The ICRC’s primary goal is to protect and assist conflict-affected populations. But keeping their humanitarian staff safe is equally as important. Now the ICRC is testing whether an approach can systematize diversity and inclusion into security and safety risk management by rebuilding it entirely.
The ICRC is a field-focused organization specializing in places of conflict and instability. It must constantly balance the demands of humanitarian intervention with risks to its staff. Across the world, across societies and across industries, issues of identity, gender, diversity and inclusion are coming evermore strongly to the fore.
In the humanitarian sector, it is increasingly clear that while everyone is deserving of equal security, not everyone is equally at risk.
“As a humanitarian organization our very mission is inclusive, to assist people without any kind of discrimination,” says Annika Norlin, the ICRC’s Global Head of Diversity and Inclusion. “So we have to evolve internally: all our staff have to experience true inclusion to be able to lead from within.”
A new initiative, supported by ICRC Innovation, will foster cross-departmental collaboration and co-design to supplement ICRC’s Security and Safety Risk Management methodology while building on diversity and inclusion approaches.
A Security Perspective
“We want to define what diversity and inclusion is, from a risk assessment perspective, and how to ingrain that within our security management methodology,” says Jean-Philippe Kiehl, Deputy Head of the Security & Crisis Management Support (SCMS) Unit. “Security has always been a transversal process within the ICRC that required significant collaboration, but this approach aims to really expand how each staff individually views and absorbs risk.”

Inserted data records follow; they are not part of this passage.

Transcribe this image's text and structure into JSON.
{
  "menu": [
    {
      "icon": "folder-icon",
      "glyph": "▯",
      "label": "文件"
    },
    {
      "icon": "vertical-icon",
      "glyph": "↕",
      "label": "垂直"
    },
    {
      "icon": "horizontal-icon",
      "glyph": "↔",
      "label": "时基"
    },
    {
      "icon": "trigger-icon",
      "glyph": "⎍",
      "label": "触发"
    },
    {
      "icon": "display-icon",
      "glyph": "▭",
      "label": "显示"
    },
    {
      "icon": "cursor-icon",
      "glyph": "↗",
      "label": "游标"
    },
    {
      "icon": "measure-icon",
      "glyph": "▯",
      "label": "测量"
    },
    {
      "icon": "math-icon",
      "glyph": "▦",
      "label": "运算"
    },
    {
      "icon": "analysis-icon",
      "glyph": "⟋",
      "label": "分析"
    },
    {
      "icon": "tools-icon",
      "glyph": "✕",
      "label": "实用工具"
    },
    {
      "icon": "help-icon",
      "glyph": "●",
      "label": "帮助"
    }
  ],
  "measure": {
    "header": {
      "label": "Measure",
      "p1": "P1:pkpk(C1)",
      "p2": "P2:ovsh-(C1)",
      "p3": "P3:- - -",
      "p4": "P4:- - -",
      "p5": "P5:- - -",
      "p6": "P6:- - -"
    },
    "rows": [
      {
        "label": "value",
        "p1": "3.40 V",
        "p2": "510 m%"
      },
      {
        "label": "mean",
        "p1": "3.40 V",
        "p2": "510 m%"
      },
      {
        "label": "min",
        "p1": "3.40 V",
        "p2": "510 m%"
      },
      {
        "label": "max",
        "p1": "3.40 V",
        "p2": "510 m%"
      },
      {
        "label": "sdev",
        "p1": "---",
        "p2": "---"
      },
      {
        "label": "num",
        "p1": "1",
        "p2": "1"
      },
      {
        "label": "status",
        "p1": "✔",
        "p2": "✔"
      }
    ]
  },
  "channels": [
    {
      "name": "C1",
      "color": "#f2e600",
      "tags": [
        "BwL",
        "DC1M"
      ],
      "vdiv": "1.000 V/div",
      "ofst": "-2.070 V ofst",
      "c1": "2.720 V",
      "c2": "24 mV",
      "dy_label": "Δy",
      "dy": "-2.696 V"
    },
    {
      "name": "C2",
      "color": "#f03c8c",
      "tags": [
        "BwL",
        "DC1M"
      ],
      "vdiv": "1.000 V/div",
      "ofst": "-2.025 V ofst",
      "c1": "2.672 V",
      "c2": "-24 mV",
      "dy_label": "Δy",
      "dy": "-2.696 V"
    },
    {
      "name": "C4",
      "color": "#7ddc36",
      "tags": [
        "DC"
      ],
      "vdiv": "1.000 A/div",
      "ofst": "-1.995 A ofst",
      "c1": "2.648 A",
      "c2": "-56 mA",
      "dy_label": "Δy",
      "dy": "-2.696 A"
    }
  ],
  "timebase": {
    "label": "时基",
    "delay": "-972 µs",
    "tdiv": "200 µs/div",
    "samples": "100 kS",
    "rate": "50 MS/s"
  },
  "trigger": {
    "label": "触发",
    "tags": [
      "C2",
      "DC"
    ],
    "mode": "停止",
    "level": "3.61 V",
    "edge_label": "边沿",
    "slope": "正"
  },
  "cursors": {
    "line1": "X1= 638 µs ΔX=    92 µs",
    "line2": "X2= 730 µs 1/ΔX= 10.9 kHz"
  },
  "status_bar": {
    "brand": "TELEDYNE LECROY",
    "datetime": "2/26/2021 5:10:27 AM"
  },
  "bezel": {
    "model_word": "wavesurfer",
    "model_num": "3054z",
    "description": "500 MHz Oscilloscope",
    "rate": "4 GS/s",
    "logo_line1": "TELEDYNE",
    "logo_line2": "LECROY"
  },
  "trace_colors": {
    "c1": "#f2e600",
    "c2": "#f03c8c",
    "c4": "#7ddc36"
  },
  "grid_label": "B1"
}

Beginning with a context analysis per location, SCMS is responsible for helping ICRC managers identify and assess on-the-ground risks, then put in place mitigation measures for staff – steps that can mean the difference between life and death.
But humanitarian security risk assessment does not systematically consider the variety of individuals within a context. The new project seeks to fine-tune the ICRC’s methodology for security management by incorporating a specified approach to diversity and inclusion.
“We must understand any and all threats faced by individual staff during a risk assessment” says Kiehl. “Within a team, each person represents a diverse profile and these need to be absorbed in order to fully protect them.”
Diverse People, Diverse Risks
The range of risks are many and varied. Potential risks look different to different people and groups. There is a need to better integrate how different risks expose different people. With this initiative, the ICRC attempts to build the capacity of staff to read the complexity and risks in situations that can better protect everyone.
Crucially, the project is about giving, not taking. ICRC does not ask staff to reveal details about themselves that they prefer to keep private. Instead nuanced, granular, contextual, information could be provided, allowing staff to be more deeply informed about specific risks in specific places.
“Staff need to know not just where they are going, but what are the precise risks associated with that, and what are the mitigating measures in place,” Kiehl explains.
Achieving such a deep level of insight begins with absorbing a diverse range of voices on security issues and mitigation measures. It is follwed by co-designing approaches with users who bring new questions and fresh perspectives and leads to a collective, inclusive assessment of the situation.
In this way, those who need to be involved are not just heard but take part in the decision-making of the revised guidance and pedagogy.
Cultural Sensitivity, Emotional Intelligence
“It sounds obvious but it’s crucial to integrate different voices and perspectives before taking decisions on security,” says Norlin, “And we can always improve in this area, especially when we are in the phase of assessing and taking precautions, to take the time to listen to people.”
Listening, engaging and acting with, as Norlin says, “cultural sensitivity and emotional intelligence” reflects a willingness to see the world as it is—complex, shifting, messy and uncentered. This is a perspective that is crucial to effective security management.
And there is little doubt the initiative is timely and essential. “If the information is not granular or specific enough, we’re not doing our utmost to ensure people have the information they need to stay safe,” says Kiehl. “And keeping all ICRC staff safe is part of our duty of care.”